Time Machine was first introduced by Apple on its Mac OSX 10.5 operating system, or its "Leopard" release. The purpose of the utility is in case you ever threw away a file, you could go back in "time" to days, weeks, months or years on your computer to recover the important document that at one point you thought unimportant.

As with all things, there is a catch to ensuring Time Machine works. A storage drive needs to be set up with it in order for it to function. Dr. Rannals is the kind of tech-savvy guy that will try and use every last function he can on his computer or smartphone. So, once Time Machine became available back in 2007, you can bet he set up a hard drive and put the new feature to work.

As cool as Time Machine is, it´s one of those features that you never really use, or even know it´s there, unless you need it. And, for most people, you never really need it. So for some it seems lackluster, while others may have forgotten altogether that they set it up. However, the moment you need it is that very same moment you remember why you choose Apple products.

Dr. Rannals was working at his office on Tuesday when that moment came. After years of having his computer set up on a network, and his clients files being hosted on a server and not a file cabinet, his electronic co-worker failed him.

The server failed, and he was left with that alarming feeling you get when your stomach twists and turns knots from both frustration and stress. He knew he hadn't backed up his server on his flash drive in a few weeks, meaning loads of client data, patient history, lab data and plenty of other things that make a small-town veterinary office run were gone.

Under the scenario where Jobs and his Apple team never invented Time Machine, Dr. Rannals would have spent up to a month of man hours having to manually re-enter patient, client and income data into a computer. He said it would have undoubtedly resulted in at some permanent patient data loss.

But, about 27 years ago, Randy chose Apple. Even in the 1990s, when Jobs had temporarily left the company and the world was screaming Microsoft, he stuck to his guns and what he knew to be the superior products.

Instead of spending weeks having to manually re-enter data up at his office, he gets to play golf, hang out with his very talented son and his new fiancé, and plan his vacation to Colorado. By simply hooking-up his Time Machine to another Mac, he navigated his file Time Machine had created for him from its most recent update that day, and dragged it to the current computer desktop.
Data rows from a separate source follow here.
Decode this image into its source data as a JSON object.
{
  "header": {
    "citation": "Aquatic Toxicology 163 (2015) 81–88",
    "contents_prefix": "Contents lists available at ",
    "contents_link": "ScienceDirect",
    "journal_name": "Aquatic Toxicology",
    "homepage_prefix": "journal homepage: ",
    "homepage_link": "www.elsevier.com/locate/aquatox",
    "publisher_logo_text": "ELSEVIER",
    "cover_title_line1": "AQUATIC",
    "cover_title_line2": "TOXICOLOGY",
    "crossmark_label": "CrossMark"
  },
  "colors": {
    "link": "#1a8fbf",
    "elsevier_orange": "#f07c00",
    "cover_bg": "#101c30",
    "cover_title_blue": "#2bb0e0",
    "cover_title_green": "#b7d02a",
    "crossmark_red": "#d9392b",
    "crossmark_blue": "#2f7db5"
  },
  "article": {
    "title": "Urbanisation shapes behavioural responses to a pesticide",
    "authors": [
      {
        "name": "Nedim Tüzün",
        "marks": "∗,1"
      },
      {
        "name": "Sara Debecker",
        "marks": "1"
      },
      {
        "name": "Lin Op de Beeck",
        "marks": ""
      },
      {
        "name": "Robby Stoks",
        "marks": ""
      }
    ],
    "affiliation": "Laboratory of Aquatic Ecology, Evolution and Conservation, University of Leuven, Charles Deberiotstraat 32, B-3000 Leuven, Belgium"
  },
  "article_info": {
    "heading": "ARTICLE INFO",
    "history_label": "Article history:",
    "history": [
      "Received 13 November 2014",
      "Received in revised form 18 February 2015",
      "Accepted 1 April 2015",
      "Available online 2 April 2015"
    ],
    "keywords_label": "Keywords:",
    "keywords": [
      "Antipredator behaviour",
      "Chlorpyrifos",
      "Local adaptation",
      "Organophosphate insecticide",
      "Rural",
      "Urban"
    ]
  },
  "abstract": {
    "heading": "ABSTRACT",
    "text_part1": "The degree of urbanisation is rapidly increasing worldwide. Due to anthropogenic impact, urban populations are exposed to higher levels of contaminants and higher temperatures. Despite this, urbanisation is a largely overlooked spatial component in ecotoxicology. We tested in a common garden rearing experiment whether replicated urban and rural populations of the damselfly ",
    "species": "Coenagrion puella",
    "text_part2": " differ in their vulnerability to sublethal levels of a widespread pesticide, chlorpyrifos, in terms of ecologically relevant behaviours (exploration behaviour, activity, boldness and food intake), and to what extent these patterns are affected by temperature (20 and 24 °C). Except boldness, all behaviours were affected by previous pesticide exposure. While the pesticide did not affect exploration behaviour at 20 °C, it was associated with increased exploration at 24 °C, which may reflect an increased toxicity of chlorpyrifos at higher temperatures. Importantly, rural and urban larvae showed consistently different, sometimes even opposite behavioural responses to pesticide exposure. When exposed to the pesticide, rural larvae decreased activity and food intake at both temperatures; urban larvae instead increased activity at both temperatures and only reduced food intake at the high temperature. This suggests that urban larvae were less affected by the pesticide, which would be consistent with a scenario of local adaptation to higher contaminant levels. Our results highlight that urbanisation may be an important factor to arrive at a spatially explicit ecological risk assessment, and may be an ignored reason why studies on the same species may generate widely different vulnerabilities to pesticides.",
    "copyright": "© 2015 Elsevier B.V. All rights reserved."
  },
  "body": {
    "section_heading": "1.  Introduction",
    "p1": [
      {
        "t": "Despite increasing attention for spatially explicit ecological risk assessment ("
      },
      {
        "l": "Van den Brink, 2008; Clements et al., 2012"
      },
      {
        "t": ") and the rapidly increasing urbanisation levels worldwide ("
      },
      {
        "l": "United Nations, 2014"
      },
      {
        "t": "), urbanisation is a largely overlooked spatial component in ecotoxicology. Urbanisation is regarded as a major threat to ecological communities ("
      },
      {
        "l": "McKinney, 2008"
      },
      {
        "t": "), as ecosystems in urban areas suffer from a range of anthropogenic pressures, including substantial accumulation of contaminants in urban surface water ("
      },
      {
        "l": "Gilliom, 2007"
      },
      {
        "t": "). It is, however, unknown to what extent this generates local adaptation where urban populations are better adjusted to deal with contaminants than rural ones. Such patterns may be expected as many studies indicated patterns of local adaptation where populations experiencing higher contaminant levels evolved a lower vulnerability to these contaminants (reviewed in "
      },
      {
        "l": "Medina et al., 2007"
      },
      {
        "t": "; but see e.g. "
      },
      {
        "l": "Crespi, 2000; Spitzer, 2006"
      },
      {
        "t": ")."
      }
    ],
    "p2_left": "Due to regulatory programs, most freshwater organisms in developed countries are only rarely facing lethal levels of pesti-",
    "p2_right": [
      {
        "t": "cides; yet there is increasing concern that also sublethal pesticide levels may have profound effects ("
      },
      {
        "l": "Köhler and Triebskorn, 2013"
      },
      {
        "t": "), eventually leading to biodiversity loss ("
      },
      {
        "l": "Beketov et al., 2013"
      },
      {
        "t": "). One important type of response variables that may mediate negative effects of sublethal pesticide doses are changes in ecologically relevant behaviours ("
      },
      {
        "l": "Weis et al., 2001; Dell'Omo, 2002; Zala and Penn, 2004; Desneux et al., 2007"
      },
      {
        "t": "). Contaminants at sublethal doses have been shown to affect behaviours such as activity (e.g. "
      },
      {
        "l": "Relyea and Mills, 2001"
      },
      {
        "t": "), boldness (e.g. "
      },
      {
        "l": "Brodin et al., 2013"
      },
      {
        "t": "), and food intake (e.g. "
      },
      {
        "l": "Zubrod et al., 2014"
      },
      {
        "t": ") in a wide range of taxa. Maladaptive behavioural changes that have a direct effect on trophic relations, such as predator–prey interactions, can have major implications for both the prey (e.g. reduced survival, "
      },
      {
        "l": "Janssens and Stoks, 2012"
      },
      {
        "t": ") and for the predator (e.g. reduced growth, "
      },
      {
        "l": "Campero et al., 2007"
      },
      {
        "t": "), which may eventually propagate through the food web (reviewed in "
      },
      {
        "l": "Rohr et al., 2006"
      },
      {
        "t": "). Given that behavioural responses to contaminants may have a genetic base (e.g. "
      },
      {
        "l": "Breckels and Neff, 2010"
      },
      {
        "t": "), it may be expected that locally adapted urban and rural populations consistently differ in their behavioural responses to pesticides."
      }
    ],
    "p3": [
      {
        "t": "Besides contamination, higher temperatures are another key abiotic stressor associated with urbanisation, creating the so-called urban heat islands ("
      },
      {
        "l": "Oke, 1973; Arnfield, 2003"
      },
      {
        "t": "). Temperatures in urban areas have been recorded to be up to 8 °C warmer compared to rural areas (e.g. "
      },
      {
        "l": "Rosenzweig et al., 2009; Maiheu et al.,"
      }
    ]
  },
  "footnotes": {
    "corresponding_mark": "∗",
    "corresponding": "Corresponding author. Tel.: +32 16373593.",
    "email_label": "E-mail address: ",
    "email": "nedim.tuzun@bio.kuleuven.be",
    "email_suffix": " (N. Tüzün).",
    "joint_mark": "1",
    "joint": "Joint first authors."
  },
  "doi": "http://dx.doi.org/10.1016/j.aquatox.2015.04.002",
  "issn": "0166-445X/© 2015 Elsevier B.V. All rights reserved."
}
What could have been hours of work, turned into a moment of bliss that he was proud to be a Mac user.

"I've lost the hard drive on a few other Macs over the years," Dr. Rannals told redOrbit in an interview." And we are constantly preached at to make frequent backups and few people really do. It made sense to use it to take the 'me' out of the equation."

On behalf of all frustrated computer users who have chosen the Jedi way, and were not swayed by the "Dark Side" Microsoft offers through cheap devices, we thank you Apple.